ALL-TIME AMERICAN WRITERS TOURNAMENT
(“Who Creates the Canon?” Part III.)
EVERYTHING WE EXPERIENCE is processed through one medium or another. Distortions are the norm. National media will cover a local incident day and night– images on every television channel; screaming headlines in every newspaper; the matter discussed by late-night TV comedians, every one– until hysteria peaks and the incident is thought symptomatic of the nation as a whole.
Celebrities are created in similar fashion, their images and reputations blown up by repetition and exaggeration far out of proportion to their talent. Ours is a P.T. Barnum civilization, built through a high magnitude of ballyhoo.
Who builds the reputation of writers?
Big Five publicity departments and Manhattan magazine review sections are only part of it.
The serious reputation is built by literary critics who write for “serious” newspapers or journals. They bring to the task their biases and their parochial viewpoints. They’re expected to meet institutional expectations– not stray too far from the acceptable tastes of the respectable intellectual herd.
The lasting reputation is created by universities, which teach, discuss, and otherwise publicize their approved icons long after their deaths.
The teachable or politically-correct talents comprise the Canon. Henry James is a canonical writer because everyone has said he is for 70-plus years. His biggest patrons during that time have been the most exclusive universities– elite of the elite: Harvard, Oxford, Cambridge. Fitting that they’d choose an upper-class author with whom they can strongly identify. The work is complex enough to be teachable at the highest levels– professors endlessly searching for “figures in the carpet”– that elusive meaning or symbol which can never quite be found.
America is a huge nation full of vast landscapes and diverse classes and peoples, areas which Henry James never visited, much less wrote about. Even today’s token academic “diversity” is screened through the same filter; the properly correct but also properly elite Harvard/Yale/Oxford/Brown student or professor viewing the world and America through a narrow lens– a reversed telescope. For any authentic Canon, this isn’t good enough.
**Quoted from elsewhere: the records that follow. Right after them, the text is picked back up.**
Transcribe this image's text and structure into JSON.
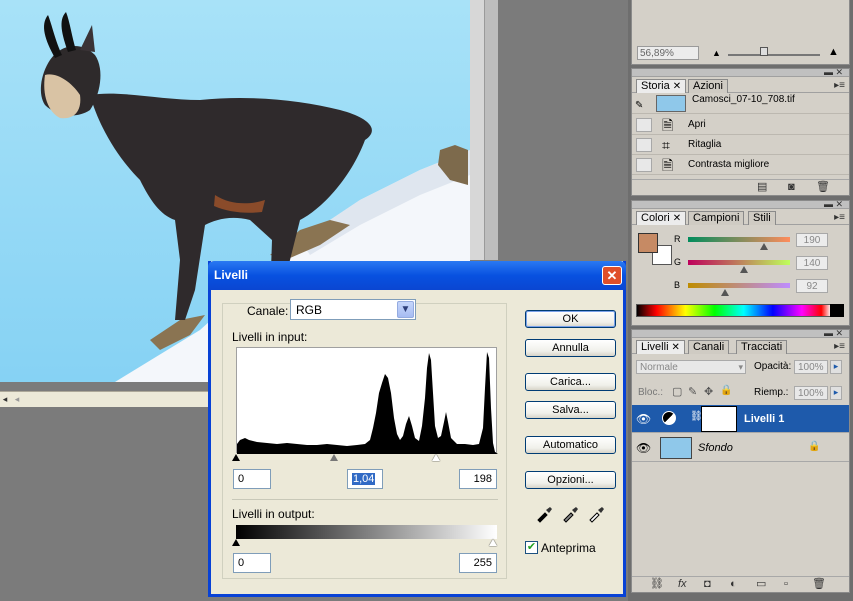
{
  "navigator": {
    "zoom": "56,89%"
  },
  "history": {
    "tabs": [
      "Storia",
      "Azioni"
    ],
    "snapshot": "Camosci_07-10_708.tif",
    "items": [
      "Apri",
      "Ritaglia",
      "Contrasta migliore"
    ]
  },
  "colors": {
    "tabs": [
      "Colori",
      "Campioni",
      "Stili"
    ],
    "foreground": "#c68a64",
    "channels": [
      {
        "label": "R",
        "value": "190"
      },
      {
        "label": "G",
        "value": "140"
      },
      {
        "label": "B",
        "value": "92"
      }
    ],
    "r_level": 190,
    "g_level": 140,
    "b_level": 92
  },
  "layers": {
    "tabs": [
      "Livelli",
      "Canali",
      "Tracciati"
    ],
    "blend_mode": "Normale",
    "opacity_label": "Opacità:",
    "opacity": "100%",
    "lock_label": "Bloc.:",
    "fill_label": "Riemp.:",
    "fill": "100%",
    "items": [
      {
        "name": "Livelli 1",
        "selected": true
      },
      {
        "name": "Sfondo",
        "selected": false
      }
    ]
  },
  "dialog": {
    "title": "Livelli",
    "channel_label": "Canale:",
    "channel": "RGB",
    "input_label": "Livelli in input:",
    "input_black": "0",
    "input_gamma": "1,04",
    "input_white": "198",
    "output_label": "Livelli in output:",
    "output_black": "0",
    "output_white": "255",
    "buttons": {
      "ok": "OK",
      "cancel": "Annulla",
      "load": "Carica...",
      "save": "Salva...",
      "auto": "Automatico",
      "options": "Opzioni..."
    },
    "preview_label": "Anteprima",
    "preview_checked": true
  },
  "icons": {
    "close": "close-icon",
    "dropdown": "chevron-down-icon",
    "eye": "eye-icon",
    "lock": "lock-icon",
    "eyedropper": "eyedropper-icon"
  }
}
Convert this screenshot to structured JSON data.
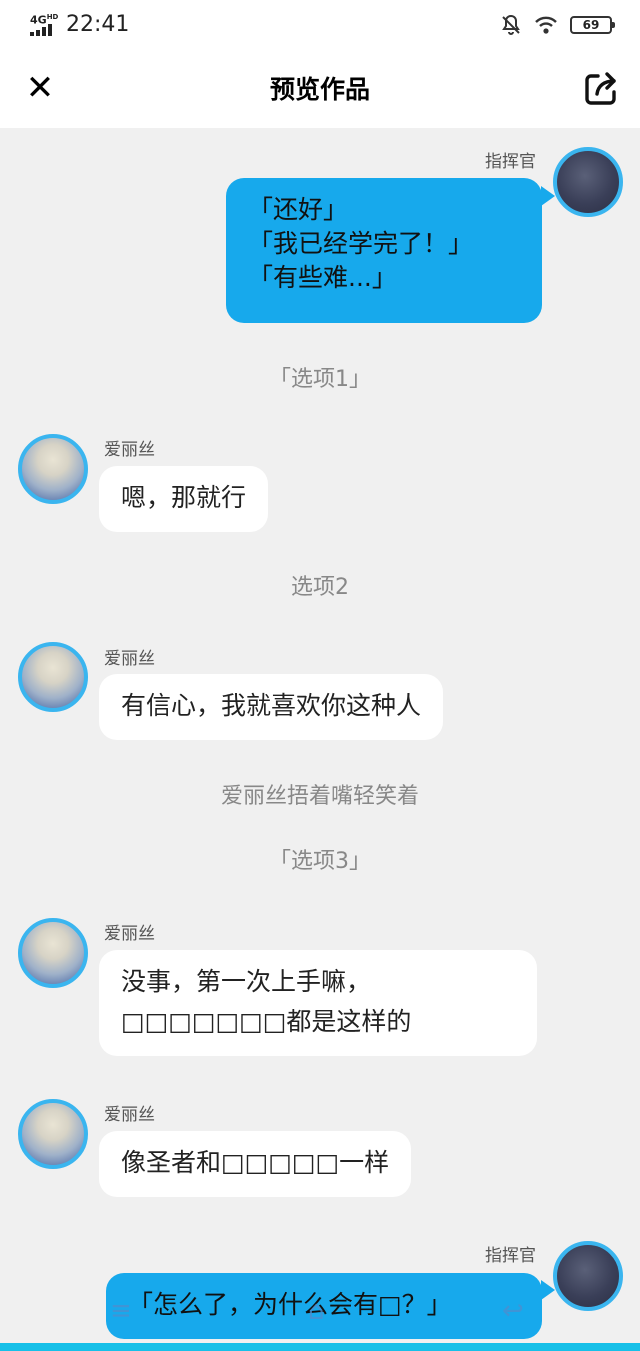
{
  "status_bar": {
    "network": "4G",
    "network_sup": "HD",
    "time": "22:41",
    "battery": "69"
  },
  "header": {
    "title": "预览作品"
  },
  "messages": [
    {
      "speaker": "指挥官",
      "lines": [
        "「还好」",
        "「我已经学完了！」",
        "「有些难...」"
      ]
    },
    {
      "narration": "「选项1」"
    },
    {
      "speaker": "爱丽丝",
      "lines": [
        "嗯，那就行"
      ]
    },
    {
      "narration": "选项2"
    },
    {
      "speaker": "爱丽丝",
      "lines": [
        "有信心，我就喜欢你这种人"
      ]
    },
    {
      "narration": "爱丽丝捂着嘴轻笑着"
    },
    {
      "narration": "「选项3」"
    },
    {
      "speaker": "爱丽丝",
      "lines": [
        "没事，第一次上手嘛，",
        "□□□□□□□都是这样的"
      ]
    },
    {
      "speaker": "爱丽丝",
      "lines": [
        "像圣者和□□□□□一样"
      ]
    },
    {
      "speaker": "指挥官",
      "lines": [
        "「怎么了，为什么会有□？」"
      ]
    }
  ],
  "colors": {
    "accent": "#17a9ec",
    "background": "#f0f0f0",
    "avatar_ring": "#3ab5ef"
  }
}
Our task at the Tournament is to strip away the PR of papers and seminars to ask: How relevant has this writer been to the American civilization? And– Is the work any good?
We take nothing for granted.
(Featured painting: “The Fortune Teller” by Jehan Georges Vibert. Henry James photo by Alice Boughton.)